Also worth noting when considering McCann’s record is the period between February 3 and April 7 of last season. During this spell, which started with another home defeat to Ross County (4-1 this time), they only took five points out of a possible 27 in the league and crashed out of the Scottish Cup thanks to a Dens defeat by Motherwell. His record during those barren two months was one win, two draws and seven defeats. The manager must have been grateful to Simon Murray, whose two late goals at Partick Thistle secured the solitary win of that period.

To put all that into context, let’s explore the records of his predecessors.

© SNS
Paul Hartley.

Paul Hartley was sacked by the board after a run of seven successive defeats, culminating in the 2-0 home loss to Hamilton on April 15, 2017.

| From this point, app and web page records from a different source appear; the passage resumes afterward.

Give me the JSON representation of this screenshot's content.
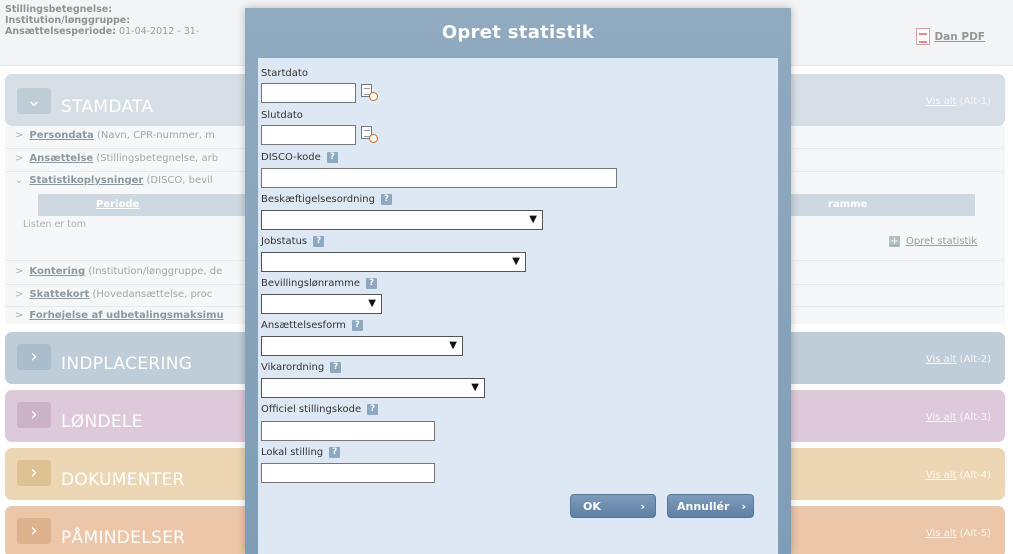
{
  "page": {
    "info": {
      "line1_label": "Stillingsbetegnelse:",
      "line2_label": "Institution/lønggruppe:",
      "line3_label": "Ansættelsesperiode:",
      "line3_value": "01-04-2012 - 31-",
      "pdf_label": "Dan PDF"
    },
    "stamdata": {
      "title": "STAMDATA",
      "vis_alt": "Vis alt",
      "shortcut": "(Alt-1)"
    },
    "rows": [
      {
        "label": "Persondata",
        "desc": "(Navn, CPR-nummer, m"
      },
      {
        "label": "Ansættelse",
        "desc": "(Stillingsbetegnelse, arb"
      },
      {
        "label": "Statistikoplysninger",
        "desc": "(DISCO, bevil"
      }
    ],
    "table": {
      "col_periode": "Periode",
      "col_ramme": "ramme",
      "empty_text": "Listen er tom",
      "opret_label": "Opret statistik"
    },
    "rows2": [
      {
        "label": "Kontering",
        "desc": "(Institution/lønggruppe, de"
      },
      {
        "label": "Skattekort",
        "desc": "(Hovedansættelse, proc"
      },
      {
        "label": "Forhøjelse af udbetalingsmaksimu",
        "desc": ""
      }
    ],
    "bands": [
      {
        "title": "INDPLACERING",
        "vis_alt": "Vis alt",
        "shortcut": "(Alt-2)",
        "color": "#8fa9bc",
        "btn": "#6e8ea7"
      },
      {
        "title": "LØNDELE",
        "vis_alt": "Vis alt",
        "shortcut": "(Alt-3)",
        "color": "#c7a2bf",
        "btn": "#a77a9c"
      },
      {
        "title": "DOKUMENTER",
        "vis_alt": "Vis alt",
        "shortcut": "(Alt-4)",
        "color": "#e0b97c",
        "btn": "#c99646"
      },
      {
        "title": "PÅMINDELSER",
        "vis_alt": "Vis alt",
        "shortcut": "(Alt-5)",
        "color": "#de9d6a",
        "btn": "#c97b3d"
      }
    ]
  },
  "modal": {
    "title": "Opret statistik",
    "fields": {
      "startdato": {
        "label": "Startdato",
        "value": ""
      },
      "slutdato": {
        "label": "Slutdato",
        "value": ""
      },
      "disco": {
        "label": "DISCO-kode",
        "value": ""
      },
      "beskaeftigelse": {
        "label": "Beskæftigelsesordning",
        "value": ""
      },
      "jobstatus": {
        "label": "Jobstatus",
        "value": ""
      },
      "bevilling": {
        "label": "Bevillingslønramme",
        "value": ""
      },
      "ansaettelsesform": {
        "label": "Ansættelsesform",
        "value": ""
      },
      "vikarordning": {
        "label": "Vikarordning",
        "value": ""
      },
      "officiel": {
        "label": "Officiel stillingskode",
        "value": ""
      },
      "lokal": {
        "label": "Lokal stilling",
        "value": ""
      }
    },
    "help_glyph": "?",
    "ok_label": "OK",
    "cancel_label": "Annullér",
    "arrow_glyph": "›"
  },
  "icons": {
    "band_expand": "chevron-right-icon",
    "stamdata_expand": "chevron-down-icon",
    "calendar": "calendar-clock-icon",
    "pdf": "pdf-icon",
    "help": "help-icon",
    "plus": "plus-icon"
  }
}
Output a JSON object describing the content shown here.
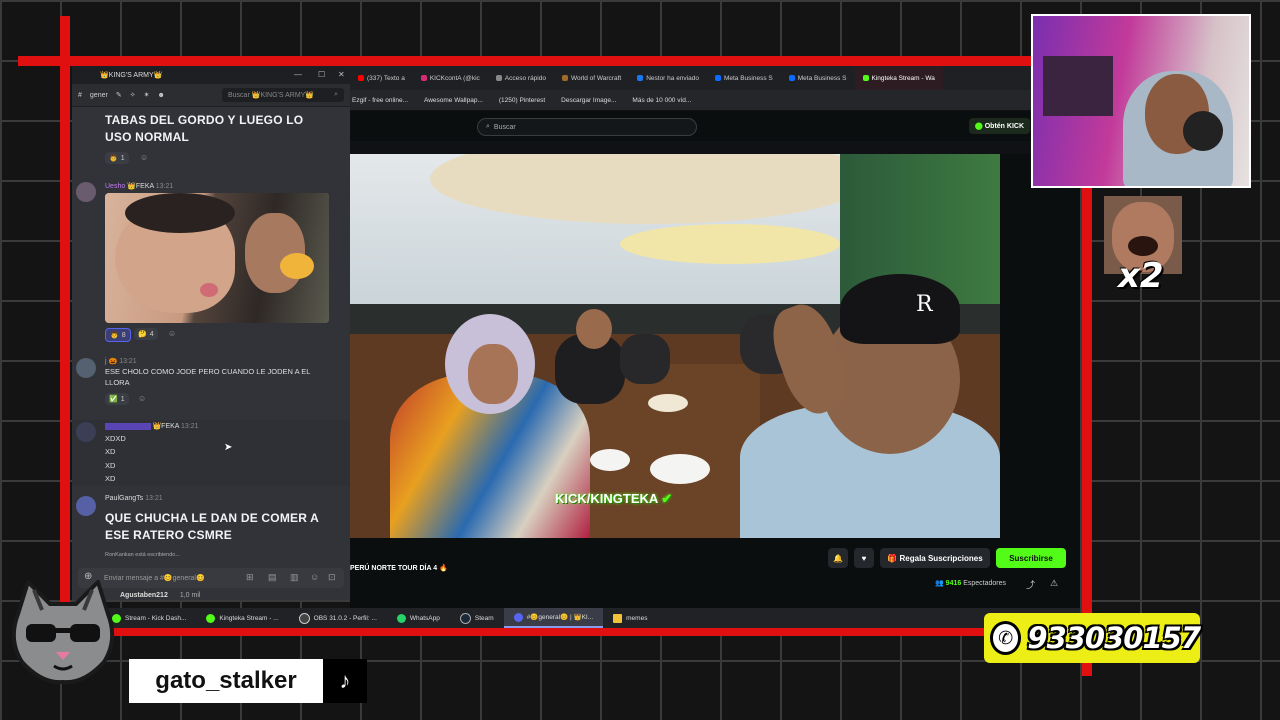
{
  "discord": {
    "title": "👑KING'S ARMY👑",
    "channel": "gener",
    "search_placeholder": "Buscar 👑KING'S ARMY👑",
    "messages": [
      {
        "text": "TABAS DEL GORDO Y LUEGO LO USO NORMAL",
        "reactions": [
          {
            "emoji": "👨",
            "count": "1"
          }
        ]
      },
      {
        "user": "Uesho",
        "badge": "FEKA",
        "time": "13:21",
        "reactions": [
          {
            "emoji": "👨",
            "count": "8"
          },
          {
            "emoji": "🤔",
            "count": "4"
          }
        ]
      },
      {
        "user": "j",
        "time": "13:21",
        "text": "ESE CHOLO COMO JODE PERO CUANDO LE JODEN A EL LLORA",
        "reactions": [
          {
            "emoji": "✅",
            "count": "1"
          }
        ]
      },
      {
        "badge": "FEKA",
        "time": "13:21",
        "lines": [
          "XDXD",
          "XD",
          "XD",
          "XD"
        ]
      },
      {
        "user": "PaulGangTs",
        "time": "13:21",
        "text": "QUE CHUCHA LE DAN DE COMER A ESE RATERO CSMRE"
      }
    ],
    "typing": "RonKankan está escribiendo...",
    "input_placeholder": "Enviar mensaje a #😊general😊",
    "voice_user": "Agustaben212",
    "voice_ping": "1,0 mil"
  },
  "browser": {
    "tabs": [
      "(337) Texto a",
      "KICKcontA (@kic",
      "Acceso rápido",
      "World of Warcraft",
      "Nestor ha enviado",
      "Meta Business S",
      "Meta Business S",
      "Kingteka Stream - Wa"
    ],
    "bookmarks": [
      "Ezgif - free online...",
      "Awesome Wallpap...",
      "(1250) Pinterest",
      "Descargar Image...",
      "Más de 10 000 víd..."
    ],
    "search_placeholder": "Buscar",
    "get_kick": "Obtén KICK",
    "watermark": "KICK/KINGTEKA",
    "stream_title": "PERÚ NORTE TOUR DÍA 4 🔥",
    "gift_label": "Regala Suscripciones",
    "subscribe_label": "Suscribirse",
    "viewers": "9416",
    "viewers_label": "Espectadores"
  },
  "taskbar": [
    "Stream - Kick Dash...",
    "Kingteka Stream - ...",
    "OBS 31.0.2 - Perfil: ...",
    "WhatsApp",
    "Steam",
    "#😊general😊 | 👑KI...",
    "memes"
  ],
  "overlay": {
    "multiplier": "x2",
    "phone": "933030157",
    "handle": "gato_stalker"
  },
  "colors": {
    "frame_red": "#e01010",
    "kick_green": "#53fc18",
    "phone_yellow": "#ecee16"
  }
}
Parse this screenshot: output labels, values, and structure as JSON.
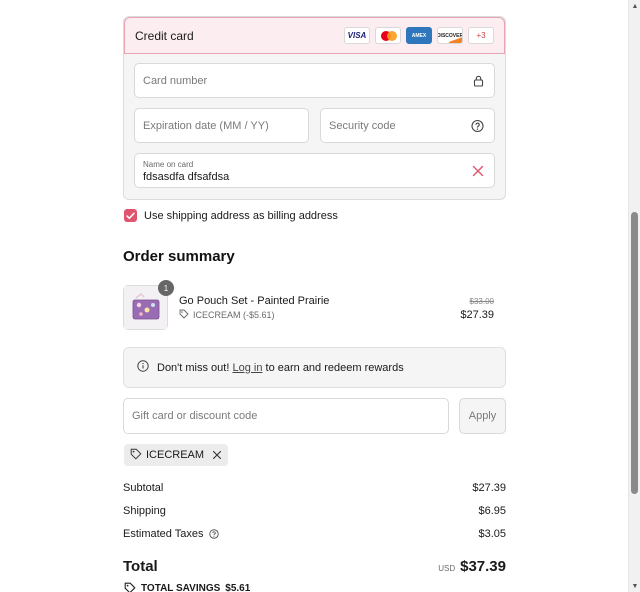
{
  "payment": {
    "method_title": "Credit card",
    "card_logos": [
      {
        "name": "visa",
        "label": "VISA"
      },
      {
        "name": "mastercard",
        "label": ""
      },
      {
        "name": "amex",
        "label": "AMEX"
      },
      {
        "name": "discover",
        "label": "DISCOVER"
      }
    ],
    "more_cards_label": "+3",
    "card_number_placeholder": "Card number",
    "expiration_placeholder": "Expiration date (MM / YY)",
    "security_code_placeholder": "Security code",
    "name_on_card_label": "Name on card",
    "name_on_card_value": "fdsasdfa dfsafdsa"
  },
  "billing": {
    "use_shipping_label": "Use shipping address as billing address",
    "checked": true
  },
  "order_summary": {
    "title": "Order summary",
    "items": [
      {
        "name": "Go Pouch Set - Painted Prairie",
        "quantity": "1",
        "discount_label": "ICECREAM (-$5.61)",
        "original_price": "$33.00",
        "price": "$27.39"
      }
    ],
    "rewards": {
      "prefix": "Don't miss out!",
      "link": "Log in",
      "suffix": "to earn and redeem rewards"
    },
    "discount_input_placeholder": "Gift card or discount code",
    "apply_label": "Apply",
    "applied_code": "ICECREAM",
    "subtotal_label": "Subtotal",
    "subtotal_value": "$27.39",
    "shipping_label": "Shipping",
    "shipping_value": "$6.95",
    "taxes_label": "Estimated Taxes",
    "taxes_value": "$3.05",
    "total_label": "Total",
    "total_currency": "USD",
    "total_value": "$37.39",
    "savings_label": "TOTAL SAVINGS",
    "savings_value": "$5.61"
  },
  "colors": {
    "accent": "#e0546d",
    "header_bg": "#fcedf0",
    "panel_bg": "#f5f5f5"
  }
}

The undoubted low point of that sequence was the 7-0 home humiliation dished out by Aberdeen. Thankfully, Dundee haven’t sunk that low under McCann.

Confirming Hartley’s departure, managing director John Nelms stated: “Unfortunately, the business we are in, sometimes change is necessary to achieve the goals we have set.”

Hartley had replaced John Brown in the job after ‘Bomber’ had left the club on February 3, 2014.

Brown had come in as first interim manager on February 23, 2013 to follow Barry Smith before being appointed on a permanent basis on April 26 of that year.

However, with the Dark Blues battling to get out of the Championship the following season he was on his way after a winless run of only three games (losses to Livingston and Falkirk followed by a 1-1 home draw against Alloa). Dundee were joint-top of the table at the time and would go on to win the title under Hartley just a few months later.

In season 2012/13, when Dundee were promoted to the top flight as Club 12 following Rangers’ fall, they beat Hibs 3-1 at Dens on November 17 but didn’t get another victory until March 6 when they beat St Mirren 2-1 at home – Brown’s first success in the Premiership.

However, the context here is that this was a club that hadn’t been expecting to be in the top division, had suffered a summer of uncertainty and was not properly prepared or equipped as a result.

By contrast, McCann is in his second full season in the Premiership and has been backed to the hilt when it comes to recruitment.

As well as a critical analysis of his overall record, McCann should also be wary of shocking results and performances lingering in the minds of supporters.

He may not have suffered a 7-0 embarrassment like Hartley but he hasn’t exactly been short of terrible scorelines.

I would rank the defeats as follows (worst first):

1 3-0 v Ayr.

2 4-0 v Hamilton.

3 4-0 v St Johnstone.

4 4-1 v Ross County.

5 3-0 v Hamilton.

He just can’t afford another one of those.

The conclusion has to be that McCann’s overall record does not stand up well to scrutiny.

He has been backed by owner Tim Keyes and Nelms with both words and cash but if the shoogly peg is not to come off the wall completely then results will need to drastically improve.

That’s not fake news.